• **Instructions to follow**
Pull every line that includes the word "active" from the data.

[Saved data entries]

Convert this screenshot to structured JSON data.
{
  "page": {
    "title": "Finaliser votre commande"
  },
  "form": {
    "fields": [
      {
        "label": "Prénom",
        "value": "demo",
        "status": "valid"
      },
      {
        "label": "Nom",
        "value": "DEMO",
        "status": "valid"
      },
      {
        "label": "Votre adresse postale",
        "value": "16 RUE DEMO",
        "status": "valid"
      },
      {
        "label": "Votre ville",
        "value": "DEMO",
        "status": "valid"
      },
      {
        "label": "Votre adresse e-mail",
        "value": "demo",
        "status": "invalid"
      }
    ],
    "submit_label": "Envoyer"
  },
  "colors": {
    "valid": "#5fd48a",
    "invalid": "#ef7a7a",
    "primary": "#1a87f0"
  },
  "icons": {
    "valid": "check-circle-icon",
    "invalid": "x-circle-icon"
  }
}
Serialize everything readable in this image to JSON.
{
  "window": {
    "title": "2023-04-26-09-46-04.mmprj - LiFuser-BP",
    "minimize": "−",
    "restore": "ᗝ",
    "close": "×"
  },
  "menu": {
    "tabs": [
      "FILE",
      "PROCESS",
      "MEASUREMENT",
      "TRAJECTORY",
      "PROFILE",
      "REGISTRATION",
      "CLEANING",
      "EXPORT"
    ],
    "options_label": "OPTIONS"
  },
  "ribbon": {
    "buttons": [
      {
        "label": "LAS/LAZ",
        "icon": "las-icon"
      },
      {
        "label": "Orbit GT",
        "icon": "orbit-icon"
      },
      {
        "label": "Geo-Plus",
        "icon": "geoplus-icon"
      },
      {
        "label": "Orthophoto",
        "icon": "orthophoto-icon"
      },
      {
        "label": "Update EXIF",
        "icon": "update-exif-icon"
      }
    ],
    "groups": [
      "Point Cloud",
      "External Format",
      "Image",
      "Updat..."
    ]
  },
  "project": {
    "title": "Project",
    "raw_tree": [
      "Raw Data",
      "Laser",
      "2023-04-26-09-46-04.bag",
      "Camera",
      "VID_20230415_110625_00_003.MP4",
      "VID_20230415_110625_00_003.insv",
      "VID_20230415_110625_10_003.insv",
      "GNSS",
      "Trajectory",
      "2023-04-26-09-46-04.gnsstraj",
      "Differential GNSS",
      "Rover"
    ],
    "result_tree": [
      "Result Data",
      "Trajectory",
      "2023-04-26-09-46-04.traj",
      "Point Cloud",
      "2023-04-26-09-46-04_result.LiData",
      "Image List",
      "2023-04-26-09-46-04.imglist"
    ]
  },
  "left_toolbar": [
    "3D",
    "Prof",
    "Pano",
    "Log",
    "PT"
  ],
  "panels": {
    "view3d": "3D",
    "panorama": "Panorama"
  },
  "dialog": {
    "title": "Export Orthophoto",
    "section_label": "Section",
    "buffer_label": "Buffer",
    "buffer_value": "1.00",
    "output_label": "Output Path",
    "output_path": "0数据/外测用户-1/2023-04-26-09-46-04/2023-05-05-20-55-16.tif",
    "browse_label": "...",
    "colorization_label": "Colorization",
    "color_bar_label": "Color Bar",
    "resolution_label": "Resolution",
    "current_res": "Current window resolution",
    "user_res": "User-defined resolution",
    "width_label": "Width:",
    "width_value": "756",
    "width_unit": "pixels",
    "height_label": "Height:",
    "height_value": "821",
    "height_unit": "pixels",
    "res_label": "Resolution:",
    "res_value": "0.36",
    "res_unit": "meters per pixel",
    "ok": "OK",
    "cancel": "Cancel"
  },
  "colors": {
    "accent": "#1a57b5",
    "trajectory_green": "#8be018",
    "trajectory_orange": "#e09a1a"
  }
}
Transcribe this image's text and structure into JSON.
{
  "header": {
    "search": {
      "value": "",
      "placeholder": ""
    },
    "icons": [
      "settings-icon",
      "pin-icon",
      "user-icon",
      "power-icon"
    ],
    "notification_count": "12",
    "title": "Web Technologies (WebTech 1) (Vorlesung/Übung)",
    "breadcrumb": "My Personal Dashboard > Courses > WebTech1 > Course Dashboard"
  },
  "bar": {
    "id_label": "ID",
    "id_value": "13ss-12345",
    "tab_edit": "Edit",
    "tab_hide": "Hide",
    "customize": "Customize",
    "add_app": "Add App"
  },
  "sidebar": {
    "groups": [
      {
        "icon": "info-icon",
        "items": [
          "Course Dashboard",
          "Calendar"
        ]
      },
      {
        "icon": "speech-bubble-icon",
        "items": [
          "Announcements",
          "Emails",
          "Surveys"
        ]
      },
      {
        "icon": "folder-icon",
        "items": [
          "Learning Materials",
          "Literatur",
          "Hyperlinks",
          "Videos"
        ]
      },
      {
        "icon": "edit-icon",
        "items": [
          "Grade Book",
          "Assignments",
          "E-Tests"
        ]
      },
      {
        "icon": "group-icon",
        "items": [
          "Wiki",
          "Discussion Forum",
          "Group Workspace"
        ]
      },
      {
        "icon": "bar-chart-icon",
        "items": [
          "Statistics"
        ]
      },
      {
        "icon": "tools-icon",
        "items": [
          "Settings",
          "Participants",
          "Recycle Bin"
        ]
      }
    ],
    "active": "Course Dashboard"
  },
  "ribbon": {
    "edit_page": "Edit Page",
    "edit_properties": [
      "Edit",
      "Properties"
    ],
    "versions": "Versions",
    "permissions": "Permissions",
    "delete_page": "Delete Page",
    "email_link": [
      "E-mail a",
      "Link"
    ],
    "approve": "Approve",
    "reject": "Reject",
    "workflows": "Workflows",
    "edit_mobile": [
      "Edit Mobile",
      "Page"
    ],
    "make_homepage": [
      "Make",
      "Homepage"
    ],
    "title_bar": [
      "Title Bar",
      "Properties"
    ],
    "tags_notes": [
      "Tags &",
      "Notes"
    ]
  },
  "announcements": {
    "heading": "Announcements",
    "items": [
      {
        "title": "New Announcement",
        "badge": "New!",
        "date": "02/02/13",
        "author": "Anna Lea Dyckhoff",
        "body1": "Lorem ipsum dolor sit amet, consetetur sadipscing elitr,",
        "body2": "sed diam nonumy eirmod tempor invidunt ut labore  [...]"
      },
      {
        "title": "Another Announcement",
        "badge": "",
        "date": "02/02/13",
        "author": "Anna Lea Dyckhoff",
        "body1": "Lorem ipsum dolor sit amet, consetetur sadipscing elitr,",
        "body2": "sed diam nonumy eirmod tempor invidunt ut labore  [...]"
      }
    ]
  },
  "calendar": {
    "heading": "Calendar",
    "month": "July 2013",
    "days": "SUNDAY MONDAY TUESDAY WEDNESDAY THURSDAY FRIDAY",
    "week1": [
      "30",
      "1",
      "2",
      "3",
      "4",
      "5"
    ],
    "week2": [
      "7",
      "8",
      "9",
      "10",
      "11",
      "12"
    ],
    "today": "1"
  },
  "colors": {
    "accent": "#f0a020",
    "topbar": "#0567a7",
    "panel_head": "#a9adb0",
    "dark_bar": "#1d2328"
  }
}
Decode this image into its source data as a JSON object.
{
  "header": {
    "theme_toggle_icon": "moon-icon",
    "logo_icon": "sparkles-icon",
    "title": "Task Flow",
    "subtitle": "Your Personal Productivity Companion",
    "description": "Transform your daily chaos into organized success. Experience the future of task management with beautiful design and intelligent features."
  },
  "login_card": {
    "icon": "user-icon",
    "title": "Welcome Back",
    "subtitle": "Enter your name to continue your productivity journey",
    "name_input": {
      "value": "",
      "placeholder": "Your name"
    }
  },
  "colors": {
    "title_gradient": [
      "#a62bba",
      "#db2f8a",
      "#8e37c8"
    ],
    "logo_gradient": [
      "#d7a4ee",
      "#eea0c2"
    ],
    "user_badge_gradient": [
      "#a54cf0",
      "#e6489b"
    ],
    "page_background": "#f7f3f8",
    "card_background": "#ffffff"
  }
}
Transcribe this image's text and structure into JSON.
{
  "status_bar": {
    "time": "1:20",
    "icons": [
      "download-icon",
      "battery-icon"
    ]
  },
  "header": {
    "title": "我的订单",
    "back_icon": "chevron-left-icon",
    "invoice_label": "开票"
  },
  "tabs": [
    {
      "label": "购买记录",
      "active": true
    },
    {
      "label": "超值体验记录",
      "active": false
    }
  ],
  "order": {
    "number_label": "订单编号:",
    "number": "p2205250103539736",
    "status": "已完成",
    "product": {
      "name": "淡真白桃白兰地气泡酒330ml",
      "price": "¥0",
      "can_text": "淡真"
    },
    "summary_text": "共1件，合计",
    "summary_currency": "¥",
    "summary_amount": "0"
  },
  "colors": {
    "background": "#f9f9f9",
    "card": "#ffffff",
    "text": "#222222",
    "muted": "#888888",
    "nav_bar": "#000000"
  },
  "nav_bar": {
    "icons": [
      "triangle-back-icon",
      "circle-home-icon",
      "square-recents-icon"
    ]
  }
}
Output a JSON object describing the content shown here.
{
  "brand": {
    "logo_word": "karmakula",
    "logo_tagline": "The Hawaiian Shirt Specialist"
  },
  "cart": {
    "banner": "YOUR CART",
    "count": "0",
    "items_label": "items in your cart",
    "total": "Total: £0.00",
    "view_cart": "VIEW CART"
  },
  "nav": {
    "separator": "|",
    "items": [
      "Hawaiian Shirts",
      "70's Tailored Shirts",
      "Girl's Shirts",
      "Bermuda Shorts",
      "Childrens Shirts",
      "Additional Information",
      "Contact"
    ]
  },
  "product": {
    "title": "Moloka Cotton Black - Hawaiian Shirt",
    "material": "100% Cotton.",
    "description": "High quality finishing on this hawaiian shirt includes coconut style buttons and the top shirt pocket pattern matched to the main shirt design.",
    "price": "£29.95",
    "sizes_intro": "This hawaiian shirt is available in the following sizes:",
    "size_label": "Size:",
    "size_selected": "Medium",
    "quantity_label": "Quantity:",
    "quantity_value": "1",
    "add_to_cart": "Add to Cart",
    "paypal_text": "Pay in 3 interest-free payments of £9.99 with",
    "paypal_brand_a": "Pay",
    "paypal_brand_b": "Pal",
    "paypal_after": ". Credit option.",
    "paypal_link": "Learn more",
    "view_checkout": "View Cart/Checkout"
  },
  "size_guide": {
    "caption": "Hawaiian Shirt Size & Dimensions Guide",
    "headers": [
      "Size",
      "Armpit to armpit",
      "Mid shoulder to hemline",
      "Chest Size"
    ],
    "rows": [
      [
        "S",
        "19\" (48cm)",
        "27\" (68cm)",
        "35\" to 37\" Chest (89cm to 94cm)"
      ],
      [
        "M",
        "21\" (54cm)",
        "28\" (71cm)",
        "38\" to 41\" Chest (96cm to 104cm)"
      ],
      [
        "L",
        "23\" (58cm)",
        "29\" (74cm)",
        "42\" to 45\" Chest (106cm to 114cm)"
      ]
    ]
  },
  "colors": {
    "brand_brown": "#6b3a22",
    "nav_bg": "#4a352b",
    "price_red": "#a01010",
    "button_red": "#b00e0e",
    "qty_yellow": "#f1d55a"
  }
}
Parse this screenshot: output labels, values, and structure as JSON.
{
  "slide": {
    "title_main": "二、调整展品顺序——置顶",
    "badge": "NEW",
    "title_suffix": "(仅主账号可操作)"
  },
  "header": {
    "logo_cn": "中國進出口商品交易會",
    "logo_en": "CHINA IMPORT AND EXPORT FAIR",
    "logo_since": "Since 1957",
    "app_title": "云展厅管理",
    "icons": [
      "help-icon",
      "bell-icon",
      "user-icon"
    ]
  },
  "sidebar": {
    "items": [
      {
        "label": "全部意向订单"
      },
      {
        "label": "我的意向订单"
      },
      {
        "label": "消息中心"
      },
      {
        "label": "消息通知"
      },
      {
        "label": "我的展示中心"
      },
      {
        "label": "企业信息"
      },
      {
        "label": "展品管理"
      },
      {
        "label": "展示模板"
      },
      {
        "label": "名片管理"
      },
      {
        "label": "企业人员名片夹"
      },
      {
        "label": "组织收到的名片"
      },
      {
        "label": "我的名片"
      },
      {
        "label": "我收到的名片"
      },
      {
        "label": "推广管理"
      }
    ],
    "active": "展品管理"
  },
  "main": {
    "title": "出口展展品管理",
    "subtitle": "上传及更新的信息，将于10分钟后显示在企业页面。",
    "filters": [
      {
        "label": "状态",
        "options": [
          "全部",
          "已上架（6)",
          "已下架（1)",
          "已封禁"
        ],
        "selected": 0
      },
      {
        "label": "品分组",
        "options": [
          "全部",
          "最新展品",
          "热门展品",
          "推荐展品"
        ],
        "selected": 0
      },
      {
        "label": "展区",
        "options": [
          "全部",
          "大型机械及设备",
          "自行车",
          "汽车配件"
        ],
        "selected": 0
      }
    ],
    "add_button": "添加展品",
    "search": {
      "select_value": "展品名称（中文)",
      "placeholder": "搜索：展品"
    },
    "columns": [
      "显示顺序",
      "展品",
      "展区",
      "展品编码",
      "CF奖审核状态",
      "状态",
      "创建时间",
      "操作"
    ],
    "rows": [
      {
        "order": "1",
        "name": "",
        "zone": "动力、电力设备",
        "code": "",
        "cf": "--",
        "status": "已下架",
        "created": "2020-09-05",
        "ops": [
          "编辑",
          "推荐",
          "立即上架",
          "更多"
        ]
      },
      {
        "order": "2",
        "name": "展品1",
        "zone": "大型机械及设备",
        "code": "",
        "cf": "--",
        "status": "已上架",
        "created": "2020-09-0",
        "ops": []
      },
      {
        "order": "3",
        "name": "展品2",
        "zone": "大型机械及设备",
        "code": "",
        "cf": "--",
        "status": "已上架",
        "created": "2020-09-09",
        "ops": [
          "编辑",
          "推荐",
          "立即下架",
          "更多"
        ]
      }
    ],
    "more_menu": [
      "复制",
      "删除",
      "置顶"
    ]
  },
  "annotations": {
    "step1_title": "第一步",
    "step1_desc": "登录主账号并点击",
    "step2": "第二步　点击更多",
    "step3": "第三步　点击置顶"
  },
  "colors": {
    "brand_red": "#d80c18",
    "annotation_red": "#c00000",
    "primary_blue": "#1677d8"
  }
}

• **Response to this task**
    "active": "Course Dashboard"
      "active": true
      "active": false
    "active": "展品管理"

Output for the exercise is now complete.